Three of its four USB-C data ports work at up to 10Gbps (USB 3.2 Gen2); the fourth is 5Gbps (USB 3.1). That’s handy when you need to make fast connections to SSDs or computer-to-computer connections and need ports beyond what’s built into your Mac. This is a step up from three USB-C data ports on the V2 unit, all of which were 5Gbps.

Using HDMI, you can connect an 8K display at up to 30Hz; several Mac models allow this resolution and refresh rate (or faster). You can also connect a 4K display at up to 120Hz. (Your Mac has to support these resolutions and refresh rates as the dock isn’t a video card, just a passthrough.) The V2 version of the dock maxed out at 4K/60Hz, so this is a significant update for those using more advanced displays.

To make room for an extra USB-C port, something had to give, and Satechi shed the dedicated Micro SD slot while retaining a UHS-II full-sized SD Card port. You’ll need an adapter to use Micro SD on the mini-dock, but if you’re like me, you have a few card-sized adapters scattered around from your Micro SD purchases.

The gigabit ethernet port tests handily at 1Gbps, less a small amount of network overhead.

Available in three colors (silver, space gray, and midnight) the mini-dock is compact at 4.5 by 2.1 by 0.65 inches and 4.25 ounces. It has a 6.7-inch long USB-C cable tail that can’t be removed. The adapter works with an iPad with USB-C as well as Macs; the maximum data rate or resolution of each part of course depends on the particular iPad.

If you wonder about the performance limits of each port without having the manual nearby, the USB-C data ports and the HDMI port have sharply printed text on the metal noting “10Gbps,” “5Gbps,” or “8K/30Hz.” Satechi even got the colors right: the labels are white on the midnight-color adapter and black on the silver and space gray versions. The passthrough power port lacks a note that it can manage up to 85W, but since that’s close to the maximum 100W managed by most older USB-C buses, it doesn’t feel like an oversight.


Should you buy the Satechi USB-C Multiport Adapter 8K with Ethernet V3?

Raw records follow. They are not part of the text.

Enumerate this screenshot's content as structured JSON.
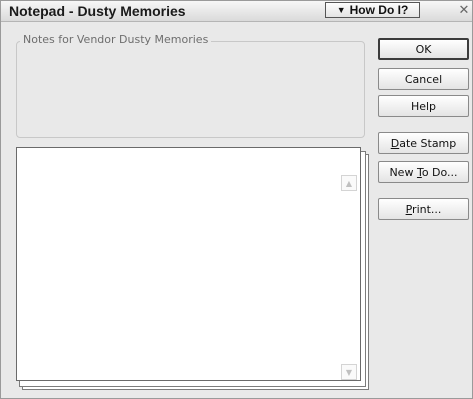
{
  "window": {
    "title": "Notepad - Dusty Memories",
    "how_do_i_label": "How Do I?",
    "how_do_i_icon": "triangle-down-icon",
    "close_glyph": "✕"
  },
  "notes_header": {
    "label": "Notes for Vendor Dusty Memories"
  },
  "notepad": {
    "content": ""
  },
  "buttons": {
    "ok": {
      "label": "OK"
    },
    "cancel": {
      "label": "Cancel"
    },
    "help": {
      "label": "Help"
    },
    "date_stamp": {
      "accel": "D",
      "label_rest": "ate Stamp"
    },
    "new_todo": {
      "before": "New ",
      "accel": "T",
      "after": "o Do..."
    },
    "print": {
      "accel": "P",
      "label_rest": "rint..."
    }
  }
}
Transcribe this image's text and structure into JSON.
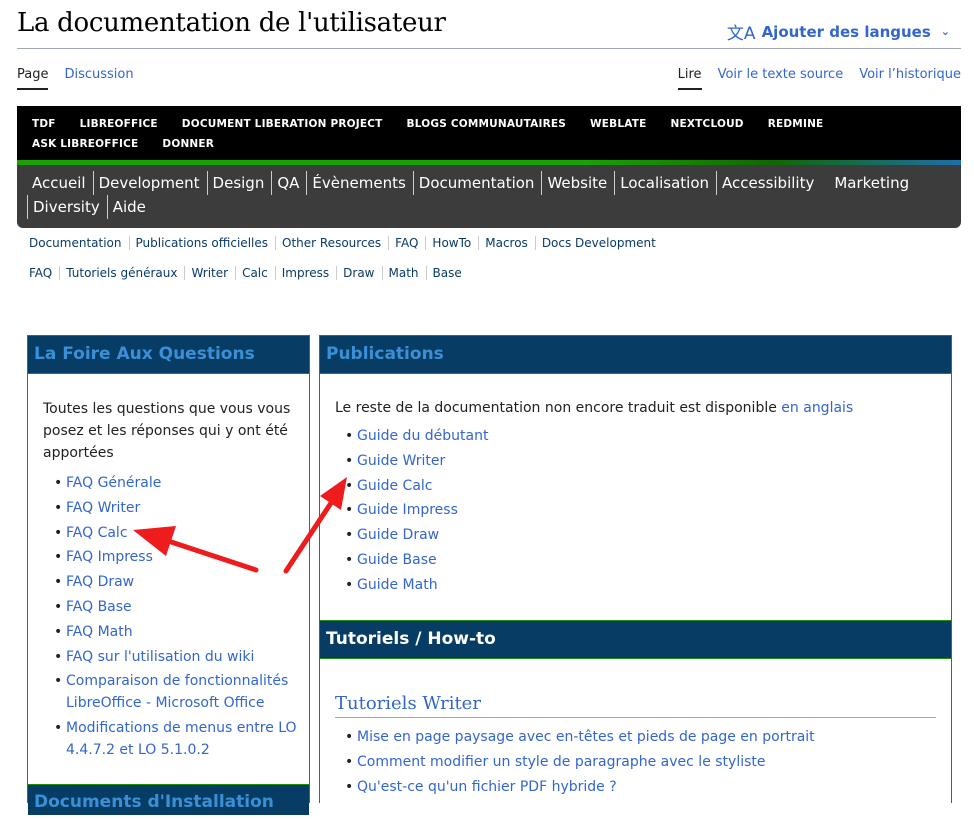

If you own a MacBook Air or MacBook Pro that lacks all the ports you want on demand, you could do no better than this Satechi adapter, particularly at the price. It pairs well with a laptop that docks in a home or office where ethernet, one or more external displays, and other peripherals are available. Adding high-speed USB-C 3.2 ports lets you devote any Thunderbolt 3/4 ports on your Mac to higher-speed purposes.

You would probably find this useful for a Mac mini as well, and potentially for a Mac Studio if you’re filling up USB-C ports or, with two or more displays, want to avoid a standalone USB-C-to-HDMI adapter that takes up an entire connection. For more hubs and docks, visit our roundup of the best Thunderbolt and USB-C docking stations.

The next step up from this mini-dock of an adapter would be to a powered unit with even more ports and possibilities or to a Thunderbolt mini-dock. Satechi has pushed the limits of a USB-C/USB 3.x/USB4 adapter and met the mark.

Source : Macworld